··· Dataset records ···

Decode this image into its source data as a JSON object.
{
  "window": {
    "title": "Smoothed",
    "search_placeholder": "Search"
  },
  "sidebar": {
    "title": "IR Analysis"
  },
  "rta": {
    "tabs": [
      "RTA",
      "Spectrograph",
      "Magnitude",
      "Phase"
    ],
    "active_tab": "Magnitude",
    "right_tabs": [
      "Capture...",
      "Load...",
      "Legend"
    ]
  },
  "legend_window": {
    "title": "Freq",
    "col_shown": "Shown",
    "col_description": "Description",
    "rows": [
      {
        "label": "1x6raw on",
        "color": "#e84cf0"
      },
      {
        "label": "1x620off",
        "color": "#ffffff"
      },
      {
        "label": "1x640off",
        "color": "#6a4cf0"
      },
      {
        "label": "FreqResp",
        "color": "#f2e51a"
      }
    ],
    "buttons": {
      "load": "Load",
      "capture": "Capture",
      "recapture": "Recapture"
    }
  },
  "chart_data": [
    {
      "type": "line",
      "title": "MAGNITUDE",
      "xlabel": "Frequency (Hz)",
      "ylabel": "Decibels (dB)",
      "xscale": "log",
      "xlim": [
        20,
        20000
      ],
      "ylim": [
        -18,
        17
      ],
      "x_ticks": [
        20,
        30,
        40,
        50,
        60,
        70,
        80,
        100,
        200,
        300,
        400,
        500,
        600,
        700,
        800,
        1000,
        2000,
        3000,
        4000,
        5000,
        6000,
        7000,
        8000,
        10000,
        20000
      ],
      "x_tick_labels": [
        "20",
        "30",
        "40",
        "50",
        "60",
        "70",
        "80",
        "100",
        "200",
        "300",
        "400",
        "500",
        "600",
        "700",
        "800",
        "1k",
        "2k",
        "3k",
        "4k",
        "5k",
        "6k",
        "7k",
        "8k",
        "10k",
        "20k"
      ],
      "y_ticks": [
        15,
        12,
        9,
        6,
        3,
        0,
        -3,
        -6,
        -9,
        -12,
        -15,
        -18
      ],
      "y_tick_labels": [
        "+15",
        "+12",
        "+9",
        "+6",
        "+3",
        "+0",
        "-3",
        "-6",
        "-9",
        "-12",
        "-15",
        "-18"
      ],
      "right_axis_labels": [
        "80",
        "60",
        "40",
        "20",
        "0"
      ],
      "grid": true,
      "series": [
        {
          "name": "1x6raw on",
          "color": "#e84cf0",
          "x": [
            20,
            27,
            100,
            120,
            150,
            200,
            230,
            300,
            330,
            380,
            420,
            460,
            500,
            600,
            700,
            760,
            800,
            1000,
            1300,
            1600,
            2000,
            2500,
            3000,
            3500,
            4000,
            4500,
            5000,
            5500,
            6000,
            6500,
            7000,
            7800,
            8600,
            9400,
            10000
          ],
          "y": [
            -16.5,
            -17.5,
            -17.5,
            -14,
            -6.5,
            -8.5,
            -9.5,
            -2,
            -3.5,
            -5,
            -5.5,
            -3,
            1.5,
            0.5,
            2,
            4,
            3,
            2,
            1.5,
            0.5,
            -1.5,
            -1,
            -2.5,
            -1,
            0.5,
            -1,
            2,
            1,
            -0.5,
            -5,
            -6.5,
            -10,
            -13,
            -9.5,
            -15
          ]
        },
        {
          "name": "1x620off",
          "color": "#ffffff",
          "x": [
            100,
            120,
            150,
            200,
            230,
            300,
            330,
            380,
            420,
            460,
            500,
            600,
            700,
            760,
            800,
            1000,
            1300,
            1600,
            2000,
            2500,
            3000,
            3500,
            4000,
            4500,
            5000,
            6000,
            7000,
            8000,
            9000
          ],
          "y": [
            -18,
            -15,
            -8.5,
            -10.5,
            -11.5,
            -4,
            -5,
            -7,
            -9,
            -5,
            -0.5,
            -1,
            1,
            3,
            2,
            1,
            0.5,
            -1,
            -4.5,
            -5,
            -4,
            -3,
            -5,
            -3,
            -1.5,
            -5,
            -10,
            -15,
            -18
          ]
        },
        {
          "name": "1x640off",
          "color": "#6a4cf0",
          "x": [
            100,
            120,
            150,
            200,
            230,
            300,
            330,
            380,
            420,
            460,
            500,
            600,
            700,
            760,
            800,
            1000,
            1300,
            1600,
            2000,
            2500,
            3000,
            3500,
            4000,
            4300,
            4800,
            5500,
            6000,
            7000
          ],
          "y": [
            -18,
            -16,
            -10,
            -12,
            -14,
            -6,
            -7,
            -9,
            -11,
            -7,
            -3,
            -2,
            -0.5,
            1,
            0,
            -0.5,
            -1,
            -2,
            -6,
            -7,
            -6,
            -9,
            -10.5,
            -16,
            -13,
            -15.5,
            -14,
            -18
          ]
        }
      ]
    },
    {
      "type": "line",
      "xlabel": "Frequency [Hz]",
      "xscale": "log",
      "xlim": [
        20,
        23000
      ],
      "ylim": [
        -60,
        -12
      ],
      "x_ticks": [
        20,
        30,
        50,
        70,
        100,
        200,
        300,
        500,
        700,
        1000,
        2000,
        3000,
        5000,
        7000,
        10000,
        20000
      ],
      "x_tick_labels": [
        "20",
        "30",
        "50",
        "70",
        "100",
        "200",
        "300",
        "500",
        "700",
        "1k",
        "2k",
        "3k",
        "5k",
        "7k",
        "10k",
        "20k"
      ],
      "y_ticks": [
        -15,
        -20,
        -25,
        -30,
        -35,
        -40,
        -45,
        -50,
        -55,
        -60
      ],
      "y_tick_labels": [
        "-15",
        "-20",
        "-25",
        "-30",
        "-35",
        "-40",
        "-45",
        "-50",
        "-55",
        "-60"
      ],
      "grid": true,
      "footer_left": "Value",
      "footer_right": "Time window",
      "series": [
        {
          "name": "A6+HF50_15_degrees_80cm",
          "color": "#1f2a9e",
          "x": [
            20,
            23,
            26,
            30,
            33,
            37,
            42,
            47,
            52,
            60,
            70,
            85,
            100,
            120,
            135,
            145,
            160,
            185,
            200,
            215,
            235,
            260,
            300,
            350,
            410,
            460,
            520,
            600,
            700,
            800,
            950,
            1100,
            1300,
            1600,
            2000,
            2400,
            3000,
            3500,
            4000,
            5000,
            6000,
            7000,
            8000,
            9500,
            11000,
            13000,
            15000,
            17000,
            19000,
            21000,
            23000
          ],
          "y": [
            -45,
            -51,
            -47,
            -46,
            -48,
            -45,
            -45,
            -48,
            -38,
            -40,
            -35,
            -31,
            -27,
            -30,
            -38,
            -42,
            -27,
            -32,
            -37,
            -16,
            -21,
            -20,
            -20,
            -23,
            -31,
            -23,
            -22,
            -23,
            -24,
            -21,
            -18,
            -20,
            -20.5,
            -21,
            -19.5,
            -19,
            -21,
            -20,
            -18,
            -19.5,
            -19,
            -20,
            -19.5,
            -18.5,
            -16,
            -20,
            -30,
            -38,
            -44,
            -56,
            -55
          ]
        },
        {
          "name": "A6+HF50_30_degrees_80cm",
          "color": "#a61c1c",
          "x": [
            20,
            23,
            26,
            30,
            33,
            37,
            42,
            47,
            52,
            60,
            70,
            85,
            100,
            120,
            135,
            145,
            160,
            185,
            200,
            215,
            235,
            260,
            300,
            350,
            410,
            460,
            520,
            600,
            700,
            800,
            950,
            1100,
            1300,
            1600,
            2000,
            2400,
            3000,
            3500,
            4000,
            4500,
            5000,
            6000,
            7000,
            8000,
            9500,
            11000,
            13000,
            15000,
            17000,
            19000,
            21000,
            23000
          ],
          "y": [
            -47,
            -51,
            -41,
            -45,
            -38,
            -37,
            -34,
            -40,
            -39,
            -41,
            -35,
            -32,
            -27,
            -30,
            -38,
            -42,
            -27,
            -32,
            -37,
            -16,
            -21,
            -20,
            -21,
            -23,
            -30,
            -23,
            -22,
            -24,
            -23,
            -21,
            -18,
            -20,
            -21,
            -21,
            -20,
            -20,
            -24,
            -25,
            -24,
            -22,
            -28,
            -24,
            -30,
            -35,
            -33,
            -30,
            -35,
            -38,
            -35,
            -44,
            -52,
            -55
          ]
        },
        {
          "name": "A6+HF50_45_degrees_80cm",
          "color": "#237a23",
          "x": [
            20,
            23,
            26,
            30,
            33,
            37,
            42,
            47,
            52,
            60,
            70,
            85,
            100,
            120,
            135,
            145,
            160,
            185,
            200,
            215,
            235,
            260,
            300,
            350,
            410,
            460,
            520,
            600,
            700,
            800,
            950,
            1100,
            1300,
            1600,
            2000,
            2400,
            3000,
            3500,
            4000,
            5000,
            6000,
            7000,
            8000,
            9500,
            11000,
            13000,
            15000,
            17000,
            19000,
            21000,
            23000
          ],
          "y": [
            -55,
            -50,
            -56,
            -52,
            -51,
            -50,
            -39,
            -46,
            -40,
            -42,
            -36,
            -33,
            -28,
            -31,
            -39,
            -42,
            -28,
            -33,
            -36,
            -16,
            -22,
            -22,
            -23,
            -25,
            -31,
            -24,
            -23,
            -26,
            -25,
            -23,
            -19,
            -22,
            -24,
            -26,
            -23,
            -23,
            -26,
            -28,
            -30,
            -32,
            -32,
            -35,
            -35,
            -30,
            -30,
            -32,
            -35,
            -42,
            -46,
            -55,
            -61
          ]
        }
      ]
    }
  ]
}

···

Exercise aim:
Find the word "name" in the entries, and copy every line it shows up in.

Written answer:
          "name": "1x6raw on",
          "name": "1x620off",
          "name": "1x640off",
          "name": "A6+HF50_15_degrees_80cm",
          "name": "A6+HF50_30_degrees_80cm",
          "name": "A6+HF50_45_degrees_80cm",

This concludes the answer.